(Items from an interface collection)

# # # # #

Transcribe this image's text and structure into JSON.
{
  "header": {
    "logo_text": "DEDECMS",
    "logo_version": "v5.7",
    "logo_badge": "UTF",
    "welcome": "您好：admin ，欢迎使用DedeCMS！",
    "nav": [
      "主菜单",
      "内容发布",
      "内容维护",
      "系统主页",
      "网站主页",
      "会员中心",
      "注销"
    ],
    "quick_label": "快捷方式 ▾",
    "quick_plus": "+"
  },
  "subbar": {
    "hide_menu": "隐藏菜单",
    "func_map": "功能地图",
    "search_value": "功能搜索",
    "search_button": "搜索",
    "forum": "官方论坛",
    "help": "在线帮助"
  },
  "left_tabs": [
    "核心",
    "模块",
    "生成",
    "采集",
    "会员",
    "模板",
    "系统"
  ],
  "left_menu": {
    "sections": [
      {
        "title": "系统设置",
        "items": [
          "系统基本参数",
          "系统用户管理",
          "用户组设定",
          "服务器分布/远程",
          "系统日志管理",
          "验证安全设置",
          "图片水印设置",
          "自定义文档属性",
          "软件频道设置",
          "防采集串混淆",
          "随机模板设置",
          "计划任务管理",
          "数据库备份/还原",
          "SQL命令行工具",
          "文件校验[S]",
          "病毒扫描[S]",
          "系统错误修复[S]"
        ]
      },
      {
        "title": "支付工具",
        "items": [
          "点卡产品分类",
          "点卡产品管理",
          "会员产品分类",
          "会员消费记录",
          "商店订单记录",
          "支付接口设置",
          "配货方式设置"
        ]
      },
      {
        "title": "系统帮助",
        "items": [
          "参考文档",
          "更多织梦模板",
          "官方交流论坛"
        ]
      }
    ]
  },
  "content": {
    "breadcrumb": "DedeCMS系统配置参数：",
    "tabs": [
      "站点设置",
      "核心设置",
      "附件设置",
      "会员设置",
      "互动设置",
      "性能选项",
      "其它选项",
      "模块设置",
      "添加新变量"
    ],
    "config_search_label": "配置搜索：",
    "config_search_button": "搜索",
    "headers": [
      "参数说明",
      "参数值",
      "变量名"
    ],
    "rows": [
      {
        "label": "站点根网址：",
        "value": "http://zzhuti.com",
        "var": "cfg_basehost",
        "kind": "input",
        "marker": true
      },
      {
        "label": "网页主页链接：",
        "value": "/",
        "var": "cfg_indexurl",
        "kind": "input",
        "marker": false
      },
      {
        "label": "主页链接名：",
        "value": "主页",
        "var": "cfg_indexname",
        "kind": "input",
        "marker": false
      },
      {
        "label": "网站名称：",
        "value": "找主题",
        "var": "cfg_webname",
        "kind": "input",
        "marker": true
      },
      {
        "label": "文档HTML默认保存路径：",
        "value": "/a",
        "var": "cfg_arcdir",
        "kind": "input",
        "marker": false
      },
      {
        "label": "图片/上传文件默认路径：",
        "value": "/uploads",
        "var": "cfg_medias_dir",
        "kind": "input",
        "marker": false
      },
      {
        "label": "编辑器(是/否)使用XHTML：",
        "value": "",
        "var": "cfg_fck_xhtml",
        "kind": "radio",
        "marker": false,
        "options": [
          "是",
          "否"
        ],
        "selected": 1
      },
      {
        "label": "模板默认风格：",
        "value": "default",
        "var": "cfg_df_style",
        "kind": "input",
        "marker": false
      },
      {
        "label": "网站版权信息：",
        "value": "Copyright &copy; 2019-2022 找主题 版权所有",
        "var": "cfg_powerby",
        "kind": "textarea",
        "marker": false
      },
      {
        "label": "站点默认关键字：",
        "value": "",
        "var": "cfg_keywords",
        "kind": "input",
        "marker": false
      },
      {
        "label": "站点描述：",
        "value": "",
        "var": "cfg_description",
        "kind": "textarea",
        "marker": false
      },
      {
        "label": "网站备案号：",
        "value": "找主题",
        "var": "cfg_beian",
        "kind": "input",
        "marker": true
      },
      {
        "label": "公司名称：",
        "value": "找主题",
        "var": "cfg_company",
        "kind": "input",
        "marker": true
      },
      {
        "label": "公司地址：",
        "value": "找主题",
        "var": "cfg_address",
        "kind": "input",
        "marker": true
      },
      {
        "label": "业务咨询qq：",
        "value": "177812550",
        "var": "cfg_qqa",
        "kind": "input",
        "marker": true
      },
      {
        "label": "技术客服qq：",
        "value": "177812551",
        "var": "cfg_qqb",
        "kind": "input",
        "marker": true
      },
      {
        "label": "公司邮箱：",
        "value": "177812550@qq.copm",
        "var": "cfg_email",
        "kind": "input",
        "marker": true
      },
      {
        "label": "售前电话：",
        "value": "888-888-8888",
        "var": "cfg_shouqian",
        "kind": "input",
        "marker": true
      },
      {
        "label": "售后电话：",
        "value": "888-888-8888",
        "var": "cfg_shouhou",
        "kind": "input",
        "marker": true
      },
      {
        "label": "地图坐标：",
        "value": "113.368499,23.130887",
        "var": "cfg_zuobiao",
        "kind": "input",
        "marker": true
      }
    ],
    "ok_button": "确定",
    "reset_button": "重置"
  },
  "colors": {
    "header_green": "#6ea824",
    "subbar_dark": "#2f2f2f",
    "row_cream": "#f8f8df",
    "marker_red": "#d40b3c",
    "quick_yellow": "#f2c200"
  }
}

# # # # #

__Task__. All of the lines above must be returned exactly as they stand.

__Task output__.
Transcribe this image's text and structure into JSON.
{
  "header": {
    "logo_text": "DEDECMS",
    "logo_version": "v5.7",
    "logo_badge": "UTF",
    "welcome": "您好：admin ，欢迎使用DedeCMS！",
    "nav": [
      "主菜单",
      "内容发布",
      "内容维护",
      "系统主页",
      "网站主页",
      "会员中心",
      "注销"
    ],
    "quick_label": "快捷方式 ▾",
    "quick_plus": "+"
  },
  "subbar": {
    "hide_menu": "隐藏菜单",
    "func_map": "功能地图",
    "search_value": "功能搜索",
    "search_button": "搜索",
    "forum": "官方论坛",
    "help": "在线帮助"
  },
  "left_tabs": [
    "核心",
    "模块",
    "生成",
    "采集",
    "会员",
    "模板",
    "系统"
  ],
  "left_menu": {
    "sections": [
      {
        "title": "系统设置",
        "items": [
          "系统基本参数",
          "系统用户管理",
          "用户组设定",
          "服务器分布/远程",
          "系统日志管理",
          "验证安全设置",
          "图片水印设置",
          "自定义文档属性",
          "软件频道设置",
          "防采集串混淆",
          "随机模板设置",
          "计划任务管理",
          "数据库备份/还原",
          "SQL命令行工具",
          "文件校验[S]",
          "病毒扫描[S]",
          "系统错误修复[S]"
        ]
      },
      {
        "title": "支付工具",
        "items": [
          "点卡产品分类",
          "点卡产品管理",
          "会员产品分类",
          "会员消费记录",
          "商店订单记录",
          "支付接口设置",
          "配货方式设置"
        ]
      },
      {
        "title": "系统帮助",
        "items": [
          "参考文档",
          "更多织梦模板",
          "官方交流论坛"
        ]
      }
    ]
  },
  "content": {
    "breadcrumb": "DedeCMS系统配置参数：",
    "tabs": [
      "站点设置",
      "核心设置",
      "附件设置",
      "会员设置",
      "互动设置",
      "性能选项",
      "其它选项",
      "模块设置",
      "添加新变量"
    ],
    "config_search_label": "配置搜索：",
    "config_search_button": "搜索",
    "headers": [
      "参数说明",
      "参数值",
      "变量名"
    ],
    "rows": [
      {
        "label": "站点根网址：",
        "value": "http://zzhuti.com",
        "var": "cfg_basehost",
        "kind": "input",
        "marker": true
      },
      {
        "label": "网页主页链接：",
        "value": "/",
        "var": "cfg_indexurl",
        "kind": "input",
        "marker": false
      },
      {
        "label": "主页链接名：",
        "value": "主页",
        "var": "cfg_indexname",
        "kind": "input",
        "marker": false
      },
      {
        "label": "网站名称：",
        "value": "找主题",
        "var": "cfg_webname",
        "kind": "input",
        "marker": true
      },
      {
        "label": "文档HTML默认保存路径：",
        "value": "/a",
        "var": "cfg_arcdir",
        "kind": "input",
        "marker": false
      },
      {
        "label": "图片/上传文件默认路径：",
        "value": "/uploads",
        "var": "cfg_medias_dir",
        "kind": "input",
        "marker": false
      },
      {
        "label": "编辑器(是/否)使用XHTML：",
        "value": "",
        "var": "cfg_fck_xhtml",
        "kind": "radio",
        "marker": false,
        "options": [
          "是",
          "否"
        ],
        "selected": 1
      },
      {
        "label": "模板默认风格：",
        "value": "default",
        "var": "cfg_df_style",
        "kind": "input",
        "marker": false
      },
      {
        "label": "网站版权信息：",
        "value": "Copyright &copy; 2019-2022 找主题 版权所有",
        "var": "cfg_powerby",
        "kind": "textarea",
        "marker": false
      },
      {
        "label": "站点默认关键字：",
        "value": "",
        "var": "cfg_keywords",
        "kind": "input",
        "marker": false
      },
      {
        "label": "站点描述：",
        "value": "",
        "var": "cfg_description",
        "kind": "textarea",
        "marker": false
      },
      {
        "label": "网站备案号：",
        "value": "找主题",
        "var": "cfg_beian",
        "kind": "input",
        "marker": true
      },
      {
        "label": "公司名称：",
        "value": "找主题",
        "var": "cfg_company",
        "kind": "input",
        "marker": true
      },
      {
        "label": "公司地址：",
        "value": "找主题",
        "var": "cfg_address",
        "kind": "input",
        "marker": true
      },
      {
        "label": "业务咨询qq：",
        "value": "177812550",
        "var": "cfg_qqa",
        "kind": "input",
        "marker": true
      },
      {
        "label": "技术客服qq：",
        "value": "177812551",
        "var": "cfg_qqb",
        "kind": "input",
        "marker": true
      },
      {
        "label": "公司邮箱：",
        "value": "177812550@qq.copm",
        "var": "cfg_email",
        "kind": "input",
        "marker": true
      },
      {
        "label": "售前电话：",
        "value": "888-888-8888",
        "var": "cfg_shouqian",
        "kind": "input",
        "marker": true
      },
      {
        "label": "售后电话：",
        "value": "888-888-8888",
        "var": "cfg_shouhou",
        "kind": "input",
        "marker": true
      },
      {
        "label": "地图坐标：",
        "value": "113.368499,23.130887",
        "var": "cfg_zuobiao",
        "kind": "input",
        "marker": true
      }
    ],
    "ok_button": "确定",
    "reset_button": "重置"
  },
  "colors": {
    "header_green": "#6ea824",
    "subbar_dark": "#2f2f2f",
    "row_cream": "#f8f8df",
    "marker_red": "#d40b3c",
    "quick_yellow": "#f2c200"
  }
}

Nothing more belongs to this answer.